• [Task goal] Go through the data below and return each line where the string "this" occurs.

• [Data to examine]

──────

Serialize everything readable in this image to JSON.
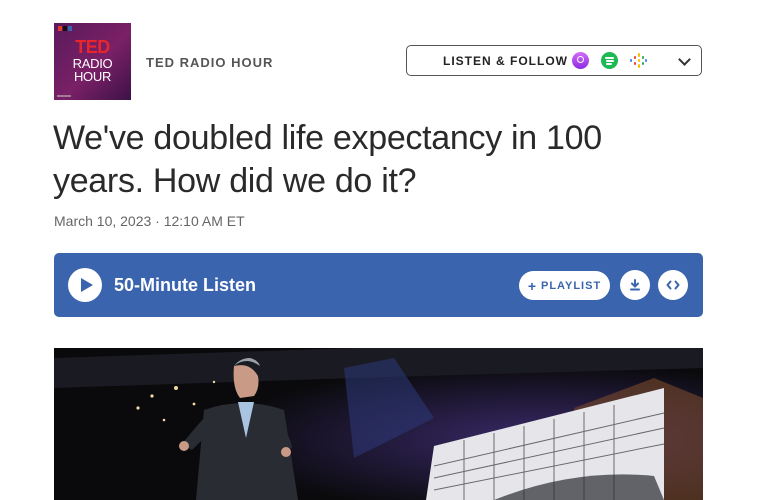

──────

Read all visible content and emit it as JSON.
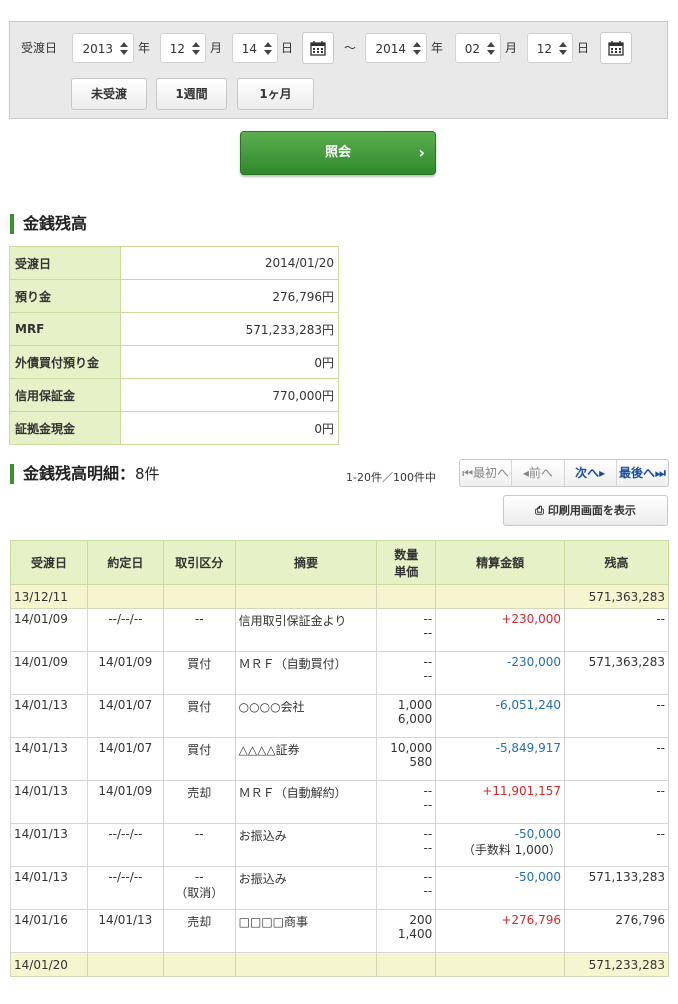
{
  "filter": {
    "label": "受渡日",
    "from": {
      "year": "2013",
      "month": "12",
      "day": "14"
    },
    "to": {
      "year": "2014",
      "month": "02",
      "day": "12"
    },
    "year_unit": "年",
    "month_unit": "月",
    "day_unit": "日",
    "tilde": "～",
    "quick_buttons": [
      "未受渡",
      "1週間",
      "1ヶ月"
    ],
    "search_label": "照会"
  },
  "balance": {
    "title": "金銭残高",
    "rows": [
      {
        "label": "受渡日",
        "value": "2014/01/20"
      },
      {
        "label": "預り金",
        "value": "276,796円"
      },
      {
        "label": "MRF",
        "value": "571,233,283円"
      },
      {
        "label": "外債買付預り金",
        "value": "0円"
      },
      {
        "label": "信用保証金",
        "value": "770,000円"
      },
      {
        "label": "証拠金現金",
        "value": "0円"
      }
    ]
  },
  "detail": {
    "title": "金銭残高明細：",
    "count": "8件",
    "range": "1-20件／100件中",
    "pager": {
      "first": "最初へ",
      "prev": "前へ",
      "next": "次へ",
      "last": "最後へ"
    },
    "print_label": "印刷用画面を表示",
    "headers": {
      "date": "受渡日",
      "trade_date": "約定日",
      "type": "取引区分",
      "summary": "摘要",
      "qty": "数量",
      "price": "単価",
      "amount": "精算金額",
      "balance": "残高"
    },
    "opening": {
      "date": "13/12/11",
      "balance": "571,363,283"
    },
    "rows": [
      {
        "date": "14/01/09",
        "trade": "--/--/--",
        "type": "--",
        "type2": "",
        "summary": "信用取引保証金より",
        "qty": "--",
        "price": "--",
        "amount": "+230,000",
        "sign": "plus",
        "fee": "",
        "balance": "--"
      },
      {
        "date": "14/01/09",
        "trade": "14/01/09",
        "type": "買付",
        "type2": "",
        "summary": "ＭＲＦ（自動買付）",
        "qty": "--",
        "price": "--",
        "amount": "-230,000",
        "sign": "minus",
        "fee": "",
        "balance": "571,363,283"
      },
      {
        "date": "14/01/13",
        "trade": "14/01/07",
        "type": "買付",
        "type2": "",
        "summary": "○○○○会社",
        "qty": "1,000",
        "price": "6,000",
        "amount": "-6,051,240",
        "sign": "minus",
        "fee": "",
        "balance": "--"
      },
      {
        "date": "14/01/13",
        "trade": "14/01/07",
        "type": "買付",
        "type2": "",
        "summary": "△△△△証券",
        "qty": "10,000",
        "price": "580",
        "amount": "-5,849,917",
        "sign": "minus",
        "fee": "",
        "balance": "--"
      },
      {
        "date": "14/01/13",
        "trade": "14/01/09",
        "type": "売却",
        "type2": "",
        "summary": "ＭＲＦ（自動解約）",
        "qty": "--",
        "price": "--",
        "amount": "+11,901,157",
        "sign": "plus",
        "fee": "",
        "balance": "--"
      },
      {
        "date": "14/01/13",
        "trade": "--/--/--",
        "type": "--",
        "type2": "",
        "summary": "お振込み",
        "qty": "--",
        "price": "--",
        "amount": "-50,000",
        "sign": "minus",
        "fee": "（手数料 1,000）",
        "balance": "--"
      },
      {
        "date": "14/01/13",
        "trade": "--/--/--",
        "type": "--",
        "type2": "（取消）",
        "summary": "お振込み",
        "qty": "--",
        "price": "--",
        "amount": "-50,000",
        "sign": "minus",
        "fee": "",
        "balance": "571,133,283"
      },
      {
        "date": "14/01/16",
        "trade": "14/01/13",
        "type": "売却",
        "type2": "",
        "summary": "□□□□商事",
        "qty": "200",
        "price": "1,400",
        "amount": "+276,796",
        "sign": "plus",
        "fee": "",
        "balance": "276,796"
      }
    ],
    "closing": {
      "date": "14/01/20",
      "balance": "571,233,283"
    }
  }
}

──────

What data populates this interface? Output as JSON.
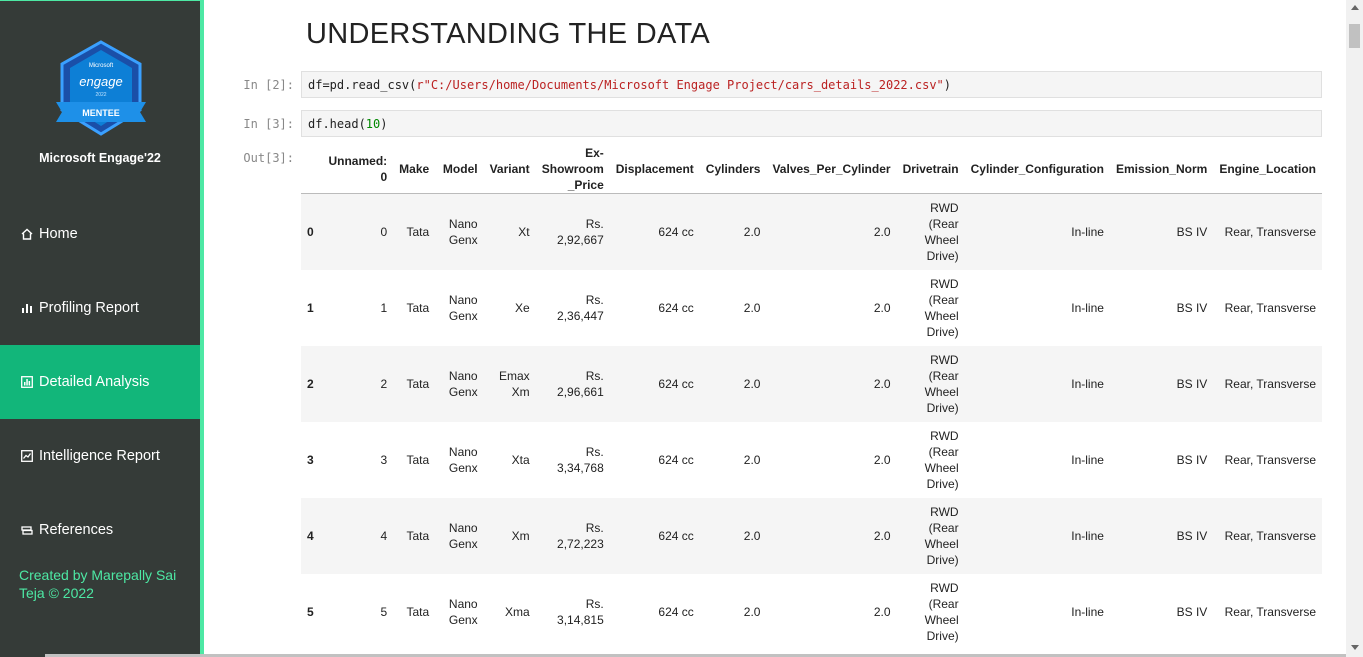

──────

• [Response to the task]
Serialize everything readable in this image to JSON.
What data populates this interface? Output as JSON.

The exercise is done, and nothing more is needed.